To take the film on its own terms, I would argue that:
- Rajni and Aishwarya Rai are very good – both together and separately. They are genuine stars with undeniable charisma and a chemistry on screen. The difference between Rajni and the Bollywood stars is that Rajni has remained a star for the ‘ordinary fan’. The former bus driver from Maharashtra doesn’t comport himself like an upper middle-class star who appeals more to NRIs.
- The music from A R Rahman is also very good and the choreography by Prabhu Deva is excellent. The location shooting at Machu Picchu is a first, I think, and the interior sets work well with nods to Metropolis and Star Wars.
- The CGI work from India, Hong Kong and Hollywood (The Stan Winston’s Studio work is evident in the nods to Terminator etc.) is incredibly inventive. I’m not familiar enough with Hollywood effects these days to make a real comparison but Endhiran‘s look pretty good to me.
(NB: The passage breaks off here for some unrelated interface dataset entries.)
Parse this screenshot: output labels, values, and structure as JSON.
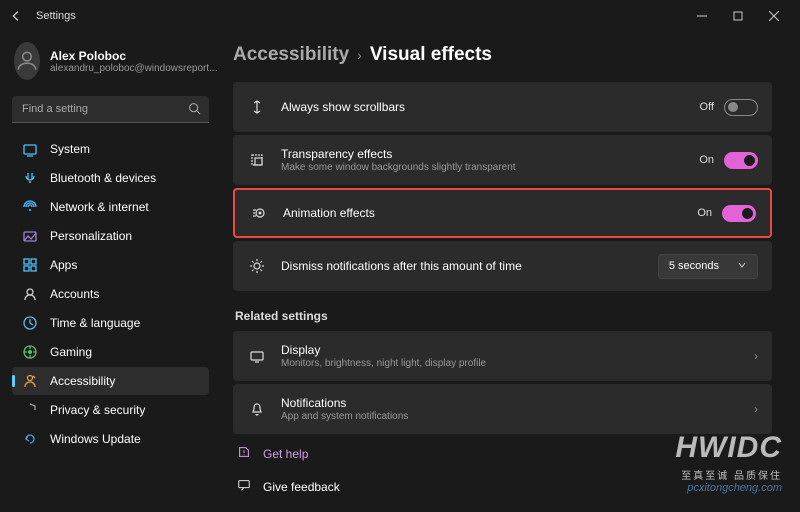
{
  "window": {
    "title": "Settings"
  },
  "profile": {
    "name": "Alex Poloboc",
    "email": "alexandru_poloboc@windowsreport..."
  },
  "search": {
    "placeholder": "Find a setting"
  },
  "nav": {
    "items": [
      {
        "label": "System",
        "color": "#4cc2ff"
      },
      {
        "label": "Bluetooth & devices",
        "color": "#4cc2ff"
      },
      {
        "label": "Network & internet",
        "color": "#4cc2ff"
      },
      {
        "label": "Personalization",
        "color": "#9b7fd4"
      },
      {
        "label": "Apps",
        "color": "#4cc2ff"
      },
      {
        "label": "Accounts",
        "color": "#d0d0d0"
      },
      {
        "label": "Time & language",
        "color": "#5fb8e5"
      },
      {
        "label": "Gaming",
        "color": "#56c26b"
      },
      {
        "label": "Accessibility",
        "color": "#e8a23d"
      },
      {
        "label": "Privacy & security",
        "color": "#9aa0a6"
      },
      {
        "label": "Windows Update",
        "color": "#3fa7dd"
      }
    ],
    "activeIndex": 8
  },
  "breadcrumb": {
    "parent": "Accessibility",
    "current": "Visual effects"
  },
  "settings": [
    {
      "title": "Always show scrollbars",
      "sub": "",
      "state": "Off",
      "on": false
    },
    {
      "title": "Transparency effects",
      "sub": "Make some window backgrounds slightly transparent",
      "state": "On",
      "on": true
    },
    {
      "title": "Animation effects",
      "sub": "",
      "state": "On",
      "on": true,
      "highlight": true
    },
    {
      "title": "Dismiss notifications after this amount of time",
      "sub": "",
      "dropdown": "5 seconds"
    }
  ],
  "related": {
    "heading": "Related settings",
    "items": [
      {
        "title": "Display",
        "sub": "Monitors, brightness, night light, display profile"
      },
      {
        "title": "Notifications",
        "sub": "App and system notifications"
      }
    ]
  },
  "help": {
    "get_help": "Get help",
    "feedback": "Give feedback"
  },
  "watermark": {
    "big": "HWIDC",
    "small": "至真至诚  品质保住",
    "site": "pcxitongcheng.com"
  }
}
Overall, credit is due to director S. Shankar and cinematographer R. Rathnavelu for producing a film which matches Hollywood for less than half the cost. The reported budget is Rs. 162 crores (1,620 million or $36.5 million). It also easily matches and possibly exceeds Bollywood (i.e. Hindi Cinema). Reliable box office figures are hard to come by in India and especially in Tamil Nadu. What we know so far is that this film has broken records everywhere in its home state and amongst the diaspora in the Gulf and Malaysia. It performed only modestly in the North being outgunned by the Bollywood release Anjana Anjani. But in the UK, Endhiran triumphed. On just 30 screens it made No 11 in the chart with a screen average of nearly £10,000 or three times more than most of the other top entries. In North America it was even more sensational, making No 12 with a screen average of nearly $24,000 on just 64 screens. The Telugu version, Robo, was also on 36 screens and made over $5,000 per screen. In both the US and the UK, Endhiran outscored the Bollywood release despite showing on less screens.
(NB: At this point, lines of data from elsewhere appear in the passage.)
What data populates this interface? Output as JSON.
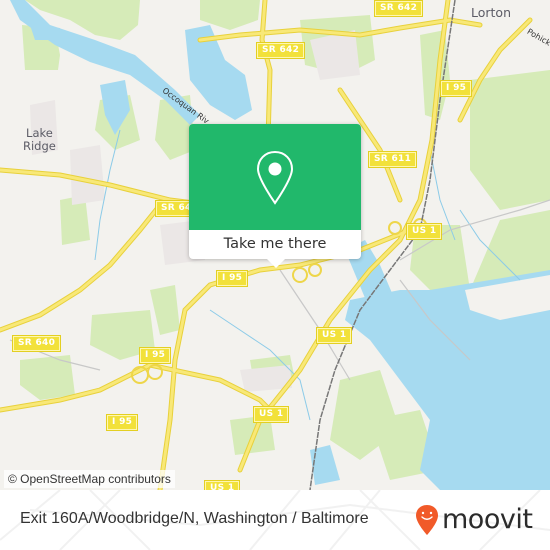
{
  "map": {
    "attribution": "© OpenStreetMap contributors",
    "places": {
      "lake_ridge_line1": "Lake",
      "lake_ridge_line2": "Ridge",
      "lorton": "Lorton",
      "pohick": "Pohick",
      "occoquan_river": "Occoquan Riv"
    },
    "road_shields": {
      "sr642_top": "SR 642",
      "sr642_mid": "SR 642",
      "sr611": "SR 611",
      "sr640_center": "SR 64",
      "sr640_left": "SR 640",
      "i95_lorton": "I 95",
      "i95_center": "I 95",
      "i95_interchange": "I 95",
      "i95_lower": "I 95",
      "us1_east": "US 1",
      "us1_center": "US 1",
      "us1_lower": "US 1",
      "us1_bottom": "US 1"
    },
    "colors": {
      "land": "#f3f2ee",
      "water": "#a6daf0",
      "park": "#d6ebb8",
      "road": "#f4e05c",
      "rail": "#777777"
    }
  },
  "popup": {
    "icon": "map-pin-icon",
    "action_label": "Take me there",
    "color": "#21b86b"
  },
  "footer": {
    "title": "Exit 160A/Woodbridge/N, Washington / Baltimore",
    "logo_text": "moovit",
    "logo_icon": "moovit-pin-smiley-icon",
    "logo_color": "#f15a29"
  }
}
Film fans in the South are unique. Rajni is treated like a demigod. There are unconfirmed reports that tickets in Chennai multiplexes were exchanging hands at Rs 1,000 or Rs 1,500 ($30 or more) – the usual price is Rs 100 or less. Some Chennai cinemas opened at 4.30 am to accommodate crowds. Even in Dubai, screenings began at 7.30 am. We watched the Hindi-dubbed version in Bradford in a more or less empty cinema in the afternoon. I wish we could have seen it in London with a wild Tamil crowd.
I need to see it again to work through everything that happens: I’m particularly interested in Vasee’s temper and the way in which he ‘mistreats’ the robot. But I think I can safely say that anyone truly interested in global cinema should go and see this in the cinema. If this is still ‘regional cinema’ I’ll start talking to mosquitoes! The latest news is that Shankar is thinking of re-making 3 Idiots as a Tamil film. I wish he would consider instead adapting Chetan Bhagat’s 2 States which takes a Punjabi guy to Chennai in pursuit of the girl he wants to marry. That could really bring North and South together.
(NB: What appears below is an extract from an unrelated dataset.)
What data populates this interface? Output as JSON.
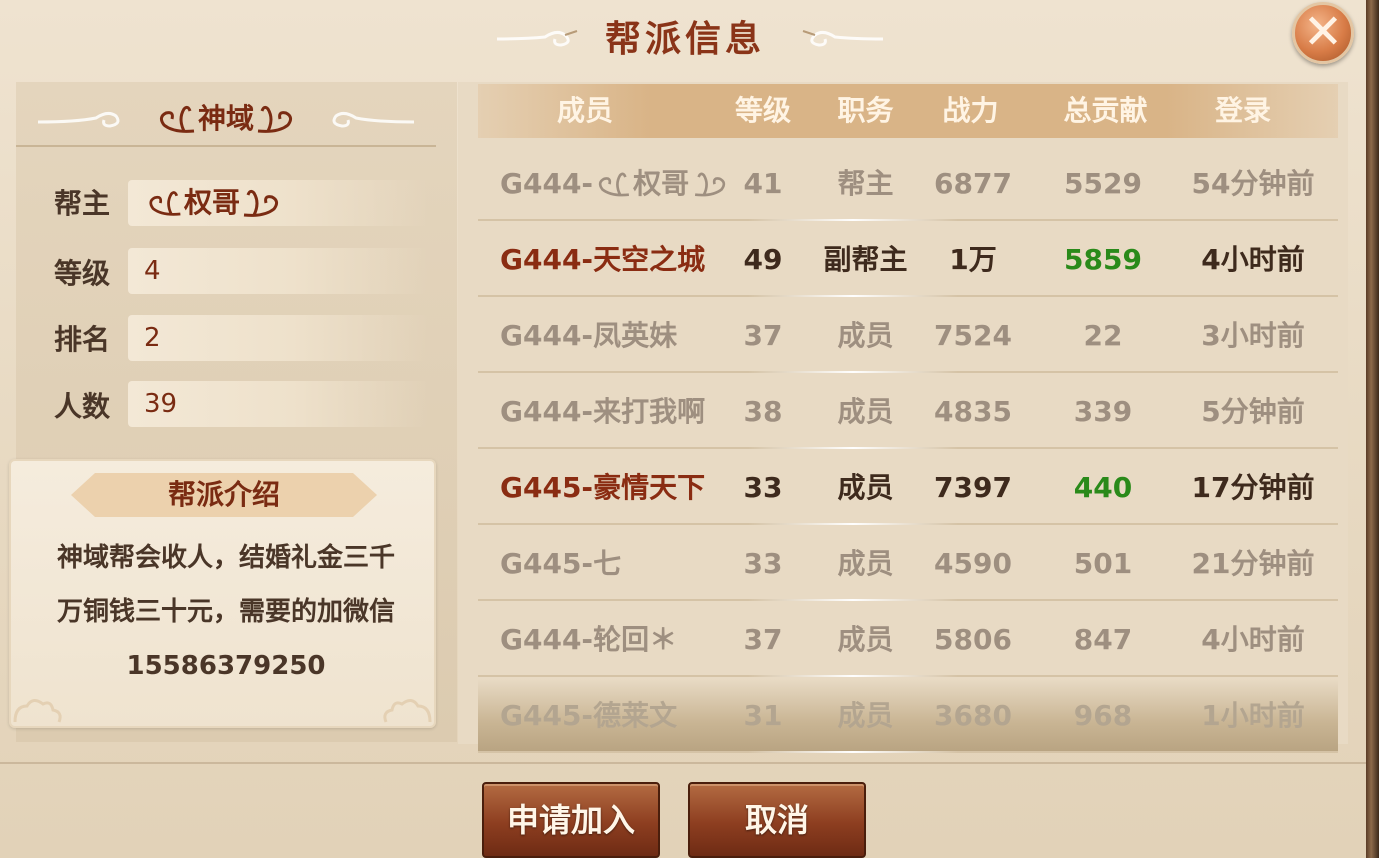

YouTube trailer (the quality of the trailer does not match the film) from Sun Network, the major South Indian media conglomerate that wholly financed the film: